Before launching into this deep analysis of the Mixolydian Mode for guitar, please make sure that you have read the primer article, How to Dissect Modes for Guitar
Mixolydian is built on the 5th degree of the major scale and is one of the most commonly used modes in modern guitar playing. It is used to construct chord sequences and solos in a variety of musical styles. The Mixolydian mode, just like Lydian, contains only one note that is different from the major scale, but that small difference creates a very different feel. Mixolydian is in the roots of modern blues, rock, and funk.
It can be heard in a wide variety of popular music:
You should visualise the Mixolydian mode around the Dominant 7 chord highlighted in red.
Mixolydian is harmonised to generate the following sequence of chords:
TRIAD Chord Type
SEVENTH Chord Types
Example in the key of A Mixolydian
I7 (extensions 9, 11, 13)
ii minor 7 (extensions 9, 11, b13)
B minor 7
iii minor b5
iii minor 7b5 (extensions b9, 11, b13)
C# minor 7b5
IV major 7 (extensions 9, 11, 13)
D major 7
V minor 7 (extensions 9, 11, 13)
E minor 7
vi minor 7 (extensions b9, 11, b13)
F# minor 7
bVII major (extensions 9, #11, 13)
G major 7
One of the most important things to know about the Mixolydian mode is that the tonic, (Chord I) forms a Dominant 7 (7) chord when it is harmonised to 4 notes. In traditional classical music this is always seen as a point of tension which would need to be resolved, however over about the last 100 years, the dominant chord has been accepted as a chord that can remain static indefinitely. For example, the first four bars of a blues may often be played as a dominant 7 chord, before moving to chord IV which is also played as a ‘7’ chord. More often than not, the V chord is played as a ‘7’ chord too. This idea can be seen in the following section.

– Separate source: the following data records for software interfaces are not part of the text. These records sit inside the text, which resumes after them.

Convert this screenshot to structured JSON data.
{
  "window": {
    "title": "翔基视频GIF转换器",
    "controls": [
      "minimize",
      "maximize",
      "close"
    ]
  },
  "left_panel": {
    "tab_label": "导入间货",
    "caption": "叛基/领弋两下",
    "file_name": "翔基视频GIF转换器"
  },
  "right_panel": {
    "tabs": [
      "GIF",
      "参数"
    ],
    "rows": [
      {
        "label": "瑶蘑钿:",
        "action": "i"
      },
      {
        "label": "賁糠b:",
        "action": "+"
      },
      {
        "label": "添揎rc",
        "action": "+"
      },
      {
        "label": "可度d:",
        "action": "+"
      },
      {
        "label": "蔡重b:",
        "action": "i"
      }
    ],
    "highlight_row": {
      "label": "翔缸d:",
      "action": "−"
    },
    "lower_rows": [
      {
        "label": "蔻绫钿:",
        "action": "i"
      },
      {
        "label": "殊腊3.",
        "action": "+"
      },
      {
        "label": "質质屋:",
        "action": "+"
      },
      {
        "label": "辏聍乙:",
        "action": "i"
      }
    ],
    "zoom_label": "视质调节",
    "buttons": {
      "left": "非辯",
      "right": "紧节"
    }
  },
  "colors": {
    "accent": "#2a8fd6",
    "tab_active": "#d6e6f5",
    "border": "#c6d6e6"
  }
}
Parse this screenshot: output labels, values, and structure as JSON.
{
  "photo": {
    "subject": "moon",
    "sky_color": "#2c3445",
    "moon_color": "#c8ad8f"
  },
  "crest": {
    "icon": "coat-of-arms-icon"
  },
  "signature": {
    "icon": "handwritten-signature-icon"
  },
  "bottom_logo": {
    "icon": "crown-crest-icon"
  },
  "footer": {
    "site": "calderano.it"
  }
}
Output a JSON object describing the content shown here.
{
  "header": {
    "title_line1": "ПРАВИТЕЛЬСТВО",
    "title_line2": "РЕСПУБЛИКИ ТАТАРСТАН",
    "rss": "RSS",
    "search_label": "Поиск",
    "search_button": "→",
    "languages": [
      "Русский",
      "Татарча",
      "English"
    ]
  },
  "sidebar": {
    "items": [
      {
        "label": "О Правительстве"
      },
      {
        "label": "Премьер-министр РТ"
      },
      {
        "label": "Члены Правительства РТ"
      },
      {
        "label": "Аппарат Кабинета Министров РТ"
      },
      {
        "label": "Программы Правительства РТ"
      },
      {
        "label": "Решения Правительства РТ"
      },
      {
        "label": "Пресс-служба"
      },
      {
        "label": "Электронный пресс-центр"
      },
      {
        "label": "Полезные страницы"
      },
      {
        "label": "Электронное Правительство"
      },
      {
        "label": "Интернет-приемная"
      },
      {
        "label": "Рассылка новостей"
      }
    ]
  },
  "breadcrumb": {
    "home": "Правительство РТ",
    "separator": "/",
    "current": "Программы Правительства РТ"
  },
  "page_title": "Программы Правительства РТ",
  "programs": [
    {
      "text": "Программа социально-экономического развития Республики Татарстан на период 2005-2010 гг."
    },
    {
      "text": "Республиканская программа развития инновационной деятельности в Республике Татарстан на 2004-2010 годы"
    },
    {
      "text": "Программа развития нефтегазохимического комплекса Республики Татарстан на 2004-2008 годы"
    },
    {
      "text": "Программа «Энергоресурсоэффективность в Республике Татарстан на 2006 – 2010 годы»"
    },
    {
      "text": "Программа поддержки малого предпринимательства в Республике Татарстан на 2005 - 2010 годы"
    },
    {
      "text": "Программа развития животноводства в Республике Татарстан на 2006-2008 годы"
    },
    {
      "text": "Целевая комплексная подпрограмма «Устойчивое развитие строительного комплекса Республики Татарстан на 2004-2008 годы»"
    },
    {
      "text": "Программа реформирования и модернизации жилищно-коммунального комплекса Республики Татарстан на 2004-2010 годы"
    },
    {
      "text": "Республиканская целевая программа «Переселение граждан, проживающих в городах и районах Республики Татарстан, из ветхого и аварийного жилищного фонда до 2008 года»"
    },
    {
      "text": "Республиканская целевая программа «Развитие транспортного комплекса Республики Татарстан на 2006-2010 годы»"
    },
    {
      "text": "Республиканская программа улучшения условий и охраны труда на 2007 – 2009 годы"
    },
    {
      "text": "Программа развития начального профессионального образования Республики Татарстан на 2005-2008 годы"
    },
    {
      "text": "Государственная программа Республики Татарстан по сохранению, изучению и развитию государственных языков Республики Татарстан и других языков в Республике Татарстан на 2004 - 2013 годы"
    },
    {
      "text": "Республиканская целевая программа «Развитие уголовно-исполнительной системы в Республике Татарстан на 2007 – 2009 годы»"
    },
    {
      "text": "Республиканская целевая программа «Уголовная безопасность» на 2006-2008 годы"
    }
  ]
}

A quick way to spot a Mixolydian riff is to see if it plays a bVII major chord at any point. If the riff is major sounding and it contains a bVII chord it is generally Mixolydian.